Plovdiv has always been known as the City of the seven hills and therefore compared to Rome. Currently, only six remain, as Markovo Tepe was demolished and a large shopping mall was built in its place. But how many were actually the hills in ancient times and do we know their exact number? That’s what we’ll try to uncover today.
There is evidence that in the middle of the seventeenth century, the Turkish traveler Evlia Chelebi passed through Plovdiv. He not only passed but also left a detailed description of the city, which, however, puzzles us today. According to him, there were not seven but nine hills in that time. It turns out that most of the researchers also mentioned nine hills in Plovdiv. To the famous seven peaks at that time, they added the demolished Kamenitza and Laut Tepe.
The fate of Kamenitsa hill (Petrenica) is famous - it was completely destroyed in 1882 and Kamenitza Brewery was built in its place. Laut Tepe is mentioned only by the researchers. The historian Kozmas Apostolides wrote that it rose 172 meters above sea level, in an Austrian map from 1903, 173 meters are noted, and in the Bulgarian map of the past century 177, 9 meters are marked (ie the hill was high almost 17 m). According to experts, the core of the hill was a rare type of andesite, which is only found in two places in Bulgaria - in Plovdiv and near Vitosha. Towards the end of the nineteenth century, the hill was almost untouched. Its destruction began with the building of the artillery barracks. After 1915 the last remains of the rocks of the hill were paved on the roads of Krumovo and Asenovgrad, and in 1932 the Plovdiv airport was solemnly opened next to the hill.
In his description, Evlia Chelebi also mentions Valeli Tepe. At that time there was a neighborhood with the same name. This meant that the hill was in the outskirts of the then town. The Greek historian, Kozmas Apostolides, suggests that this is the "Northwest Branch of Nebethepe", from which only the memory remained in the twentieth century.

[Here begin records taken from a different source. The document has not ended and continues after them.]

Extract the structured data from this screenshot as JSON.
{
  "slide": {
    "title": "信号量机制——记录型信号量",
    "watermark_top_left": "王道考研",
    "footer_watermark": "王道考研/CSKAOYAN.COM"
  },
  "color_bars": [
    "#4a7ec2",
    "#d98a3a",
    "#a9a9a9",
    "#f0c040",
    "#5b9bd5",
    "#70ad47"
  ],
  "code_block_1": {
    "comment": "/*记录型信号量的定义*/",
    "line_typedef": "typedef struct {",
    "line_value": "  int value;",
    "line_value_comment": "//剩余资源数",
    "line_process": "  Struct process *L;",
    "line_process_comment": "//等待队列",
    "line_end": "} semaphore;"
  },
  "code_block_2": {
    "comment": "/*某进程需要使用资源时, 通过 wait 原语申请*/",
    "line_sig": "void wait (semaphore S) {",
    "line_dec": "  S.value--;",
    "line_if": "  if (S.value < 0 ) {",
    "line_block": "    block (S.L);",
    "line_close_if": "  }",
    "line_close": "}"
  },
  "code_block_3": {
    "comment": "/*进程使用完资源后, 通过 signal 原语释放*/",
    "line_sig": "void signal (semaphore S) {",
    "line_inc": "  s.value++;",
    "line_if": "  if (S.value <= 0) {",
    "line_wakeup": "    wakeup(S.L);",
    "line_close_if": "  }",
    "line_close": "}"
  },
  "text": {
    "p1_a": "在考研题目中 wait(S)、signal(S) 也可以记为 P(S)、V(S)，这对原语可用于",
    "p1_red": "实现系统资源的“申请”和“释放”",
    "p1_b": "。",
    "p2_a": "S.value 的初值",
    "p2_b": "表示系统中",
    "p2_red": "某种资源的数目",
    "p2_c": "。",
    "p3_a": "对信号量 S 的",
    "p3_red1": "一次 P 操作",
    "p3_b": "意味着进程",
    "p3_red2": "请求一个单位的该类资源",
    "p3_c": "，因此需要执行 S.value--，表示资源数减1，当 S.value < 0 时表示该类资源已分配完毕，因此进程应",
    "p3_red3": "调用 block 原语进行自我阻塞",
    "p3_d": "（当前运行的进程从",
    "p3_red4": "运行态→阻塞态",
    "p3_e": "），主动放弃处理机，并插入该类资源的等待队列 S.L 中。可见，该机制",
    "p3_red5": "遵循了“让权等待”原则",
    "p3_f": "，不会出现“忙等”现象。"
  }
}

Specialists list nine hills, but in the map of the German engineer Hochstetter in 1869 Danov hill is counted not for one but for two hills. The southern peak is termed Toplatepe (from top, ie a cannon). And indeed, from this place, there were celebrations with gun salutes. The northern peak is referred to as the Sahattepe (ie, the Hill of the Clock).
And how much were the hills actually? It is easiest to say, according to the documents we have - ten, of which six remain to date. But do we know how many of them may have disappeared in ancient times?